The City legal market is steadily becoming more gay-friendly, if a Stonewall student guide is any indication.

Seven firms made it into this year’s student careers guide published by Stonewall, which promotes the rights of gay, lesbian and bisexual people. Only one, Pinsent Masons, made the cut last year.

Clifford Chance, Herbert Smith, Linklaters, Mayer Brown Rowe & Maw (MBRM), Pinsents, Simmons & Simmons and The Law Society were all named in the guide as “safe” places for people of all sexual orientations, as reported on www.the (31 October).

Baker & McKenzie is on Stonewall’s list of ‘diversity champions’, but joined after the student book went to press.

The minimum requirements firms had to meet to be considered by Stonewall were to ensure equal benefits to same-sex couples, to encourage employee network groups and to ensure a zero-tolerance policy on homophobia in the workplace.

One contentious point among firms was publishing diversity statistics, including sexual orientation, on their websites. Simmons’ website states that 1.55 per cent (which would equate to around 15 people) of its London staff is not heterosexual. Linklaters, meanwhile, publishes statistics only for its US office, where one partner out of the 23 in New York was openly ‘out’.

Other firms were considering publishing statistics. Bakers head of diversity Samantha Mobley told The Lawyer: “We’re still thinking about whether we should monitor sexuality. We certainly have a number of openly gay partners, but it’s a privacy issue. That information can be sensitive.”

Pinsents has just collated diversity data, including information on sexuality, for the first time firmwide, including from its offices in China and Dubai. Although the results are not yet available, Pinsents HR director Jonathan Bond said there were few interviewees who chose not to disclose their sexuality.

Although the increase in firms named in the guide is encouraging, no firm is included on Stonewall’s index of the 100 most gay-friendly workplaces. MBRM London managing partner Paul Maher said: “We’re committed to promoting a working environment based on inclusivity and we’re under no illusions that this is a major ongoing challenge.”

But Pinsents head of property Adrian Barlow, who is “comfortable with being known as a gay man”, predicted an increase in firms credited by Stonewall.

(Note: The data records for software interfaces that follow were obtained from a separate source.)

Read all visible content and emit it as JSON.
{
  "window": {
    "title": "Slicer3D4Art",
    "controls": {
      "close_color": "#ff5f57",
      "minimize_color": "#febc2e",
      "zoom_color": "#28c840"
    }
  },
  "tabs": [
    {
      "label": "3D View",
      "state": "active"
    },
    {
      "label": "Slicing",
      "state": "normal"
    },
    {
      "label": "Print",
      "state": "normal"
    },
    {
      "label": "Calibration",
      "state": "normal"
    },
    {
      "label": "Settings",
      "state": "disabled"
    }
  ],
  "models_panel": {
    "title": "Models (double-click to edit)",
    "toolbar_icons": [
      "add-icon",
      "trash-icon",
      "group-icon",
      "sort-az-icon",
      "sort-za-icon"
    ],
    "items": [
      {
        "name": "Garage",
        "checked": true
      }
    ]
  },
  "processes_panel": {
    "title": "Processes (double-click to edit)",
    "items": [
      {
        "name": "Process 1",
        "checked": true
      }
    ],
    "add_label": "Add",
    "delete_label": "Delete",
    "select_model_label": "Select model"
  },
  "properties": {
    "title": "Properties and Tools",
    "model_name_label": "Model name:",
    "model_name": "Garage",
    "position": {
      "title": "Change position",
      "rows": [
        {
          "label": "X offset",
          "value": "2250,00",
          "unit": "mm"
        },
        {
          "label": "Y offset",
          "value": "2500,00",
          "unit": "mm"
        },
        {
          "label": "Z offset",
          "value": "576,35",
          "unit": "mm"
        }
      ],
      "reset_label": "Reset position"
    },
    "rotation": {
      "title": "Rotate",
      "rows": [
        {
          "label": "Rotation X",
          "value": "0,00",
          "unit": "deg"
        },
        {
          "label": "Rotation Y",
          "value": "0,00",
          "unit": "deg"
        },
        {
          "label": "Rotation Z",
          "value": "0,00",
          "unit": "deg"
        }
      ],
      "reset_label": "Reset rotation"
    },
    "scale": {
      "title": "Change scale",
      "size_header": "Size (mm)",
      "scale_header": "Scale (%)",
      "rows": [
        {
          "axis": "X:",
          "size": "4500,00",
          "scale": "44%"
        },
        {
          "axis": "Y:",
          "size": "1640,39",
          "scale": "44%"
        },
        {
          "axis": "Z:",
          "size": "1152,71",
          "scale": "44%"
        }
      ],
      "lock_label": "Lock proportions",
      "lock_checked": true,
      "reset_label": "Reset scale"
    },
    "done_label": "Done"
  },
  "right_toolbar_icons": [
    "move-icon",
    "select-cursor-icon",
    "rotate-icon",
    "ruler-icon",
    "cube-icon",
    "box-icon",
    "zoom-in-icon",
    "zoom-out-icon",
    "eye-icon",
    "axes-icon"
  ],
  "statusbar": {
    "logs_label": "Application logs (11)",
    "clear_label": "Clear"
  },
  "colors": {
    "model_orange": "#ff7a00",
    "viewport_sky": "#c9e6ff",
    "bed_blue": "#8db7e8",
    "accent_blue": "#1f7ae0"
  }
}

“What’s important to us is inclusiveness,” he said. “If someone’s valued, then they’re comfortable with who they are and that makes them more confident at their job. It’s just a good business decision.”